     self.freq[word] += 1 # keep the count
  # print the statistics every 50 tweets
  if self.cnt % 50 == 0:

 def print_stats(self):
  maxc = 0
  sumc = 0
  for word,count in self.freq.items():
   if maxc < count:
    maxc = count
   sumc += count
  self.mean = sumc/len(self.freq)
  print '-------------------------------'
  print ' tweets analyzed:', self.cnt
  print ' words extracted:', len(self.freq)
  print '   max frequency:', maxc
  print '  mean frequency:', self.mean

 def close_and_plot(self,signal,frame):
  print ' Plotting...'  
In the constructor of this class we initialize a dictionary that will contain the frequency of each word, a string that contains the url of the service we need to call (composed in order to query twitter for the tweets in NYC) and the variables cnt and mean to keep track of the number of tweets analyzed and of the mean frequency over all the words.
In the method begin, we use the PyCurl library for the authentication to Twitter and start the connection. In particular, we set that the method on_receive is the callback function demanded to processing of the incoming. In this method the actual analysis is done, every tweet is split in tokens and a part of speech tagging is performed. Then, the frequency of all the words that are adjective or nouns is updated.
The method print_stats is used to print the our statistics on the console while close_and_plot plots an histogram using the frequencies in the dictionary and closes the program.
Let's use this class:
import signal
usr = 'supersexytwitteruser'
pws = "yessosexyiam"
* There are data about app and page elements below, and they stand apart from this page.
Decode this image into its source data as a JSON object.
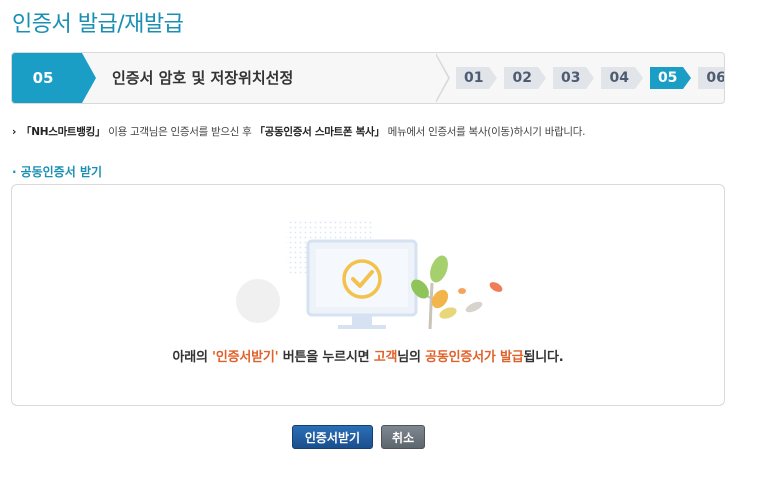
{
  "page": {
    "title": "인증서 발급/재발급"
  },
  "stepbar": {
    "current_number": "05",
    "current_title": "인증서 암호 및 저장위치선정",
    "steps": [
      {
        "label": "01",
        "active": false
      },
      {
        "label": "02",
        "active": false
      },
      {
        "label": "03",
        "active": false
      },
      {
        "label": "04",
        "active": false
      },
      {
        "label": "05",
        "active": true
      },
      {
        "label": "06",
        "active": false
      }
    ]
  },
  "notice": {
    "bracket1": "「NH스마트뱅킹」",
    "text1": " 이용 고객님은 인증서를 받으신 후 ",
    "bracket2": "「공동인증서 스마트폰 복사」",
    "text2": " 메뉴에서 인증서를 복사(이동)하시기 바랍니다."
  },
  "section": {
    "title": "공동인증서 받기"
  },
  "message": {
    "part1": "아래의 ",
    "hl1": "'인증서받기'",
    "part2": " 버튼을 누르시면 ",
    "hl2": "고객",
    "part3": "님의 ",
    "hl3": "공동인증서가 발급",
    "part4": "됩니다."
  },
  "buttons": {
    "receive": "인증서받기",
    "cancel": "취소"
  },
  "colors": {
    "accent": "#1b9ec6",
    "highlight": "#e0612a",
    "primary_button": "#1b4f8e"
  }
}
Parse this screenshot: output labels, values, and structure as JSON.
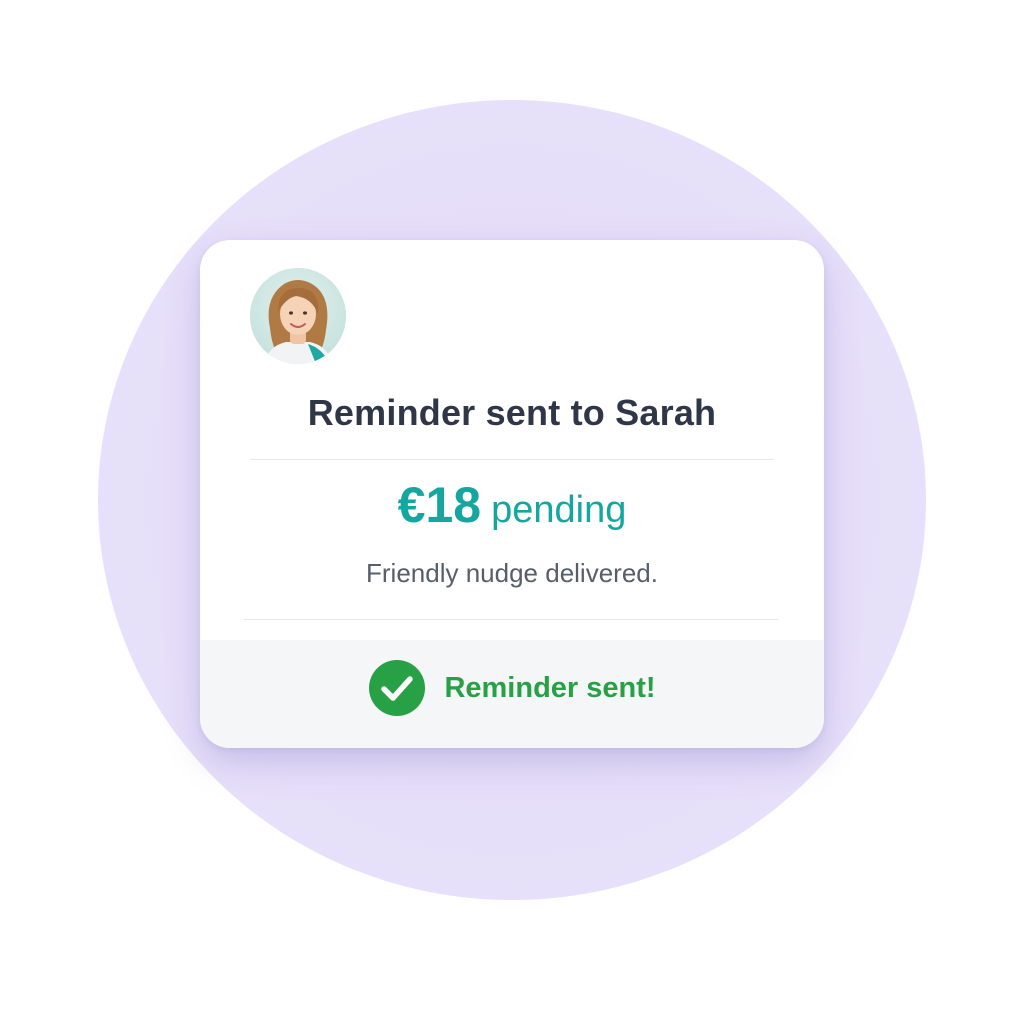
{
  "notification": {
    "title": "Reminder sent to Sarah",
    "amount": "€18",
    "amount_status": "pending",
    "message": "Friendly nudge delivered.",
    "status_text": "Reminder sent!",
    "avatar_icon": "person-photo-avatar",
    "status_icon": "check-circle-icon"
  },
  "colors": {
    "background_circle": "#e5ddf9",
    "title": "#2f3647",
    "accent_teal": "#16a6a0",
    "subtext": "#565d6b",
    "success_green": "#27a046",
    "footer_bg": "#f5f6f8"
  }
}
ta = TwitterAnalyzer()
# invoke the close_and_plot() method when a Ctrl-D arrives
signal.signal(signal.SIGINT, ta.close_and_plot)
ta.begin(usr,pws) # run the analysis
In the code above, a TwitterAnalyzer object is instantiated, its method close_and_plot is registered as handler for the SIGINT signal and, finally, begin is invoked.
This code starts a program which analyzes all the tweet of the New York Area in real time and prints the statistics every 50 tweets, just like follows:
 tweets analyzed: 50
 words extracted: 110
   max frequency: 8
  mean frequency: 1.12727272727
 tweets analyzed: 100
 words extracted: 200
   max frequency: 22
  mean frequency: 1.235
 tweets analyzed: 150
 words extracted: 286
   max frequency: 29
  mean frequency: 1.26573426573
 tweets analyzed: 200
 words extracted: 407
   max frequency: 39
  mean frequency: 1.31203931204
 tweets analyzed: 250
 words extracted: 495
   max frequency: 49
  mean frequency: 1.37575757576
Pressing Cntrl-D we can stop the program and plot a bar chart of adjectives and nouns detected. This is what I got in the morning of March 21, 2013:

We see that is very common to post a link in a tweet (turned out that http is considered as a noun most of the time) and that the words day, today, good and morning were the most used during the analysis.